The main thrust of today’s text and the meaning of Jesus’ baptism for us is that we are baptized into something. A fundamental change takes place in baptism, at whatever age. An adult who is baptized after accepting faith is changed, and an infant baptized into a family of faith will be brought up in that faith.
An adult who came to faith in our congregation argued that he didn’t need to be baptized because he was now saved through faith. Baptism, he said, “is just a rite; it doesn’t save us.” It was true, I told him, but I also told him that to have faith is to follow Jesus, and Jesus tells us to be baptized, just as he was baptized. He told his night-time visitor Nicodemus that “unless one is born of water and the Spirit, one cannot enter the kingdom of God” (John 3:5).
In baptism we become part of Christ’s body. Paul writes that “for by one Spirit we were all baptized into one body (1 Corinthians 12:13) and that “as many of you as were baptized into Christ have put on Christ” (Galatians 3:27).
In the letter to the Colossians we read “you were buried with him in baptism, in which you were also raised with him through faith in the working of God, who raised him from the dead (Colossians 2:11,12).
In his last conversation with his disciples, Jesus spoke again about baptism. He told them, “Go therefore and make disciples of all nations, baptizing them in the name of the Father and of the Son and of the Holy Spirit, and teaching them to obey everything that I have commanded you” (Matthew 28:19-20).

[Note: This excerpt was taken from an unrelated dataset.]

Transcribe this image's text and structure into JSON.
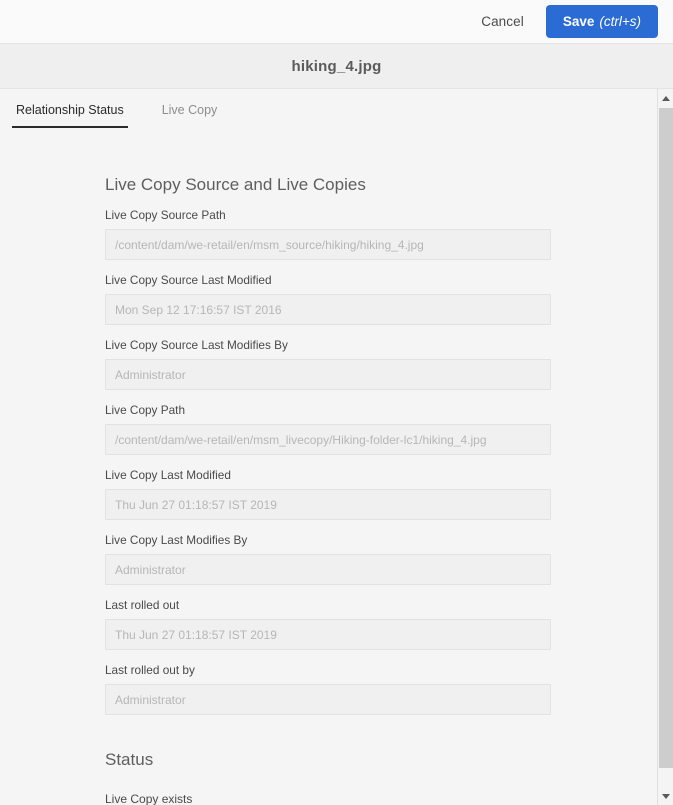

A person who had been baptized as a small infant once said to me, “As far as I’m concerned, nothing happened.” She did not have any memory of it, of course, but something dramatic happened, and her subsequent life as a Christian was proof of it.
We often speak of baptism as a “means of grace,” that is, one of the ways that God’s grace comes to us. Physically it’s only a small splash of water, but it marks the beginning of a whole new life — of forgiveness, of the presence of God’s Spirit, of our union with Jesus, and our becoming part of the world-wide Christian church!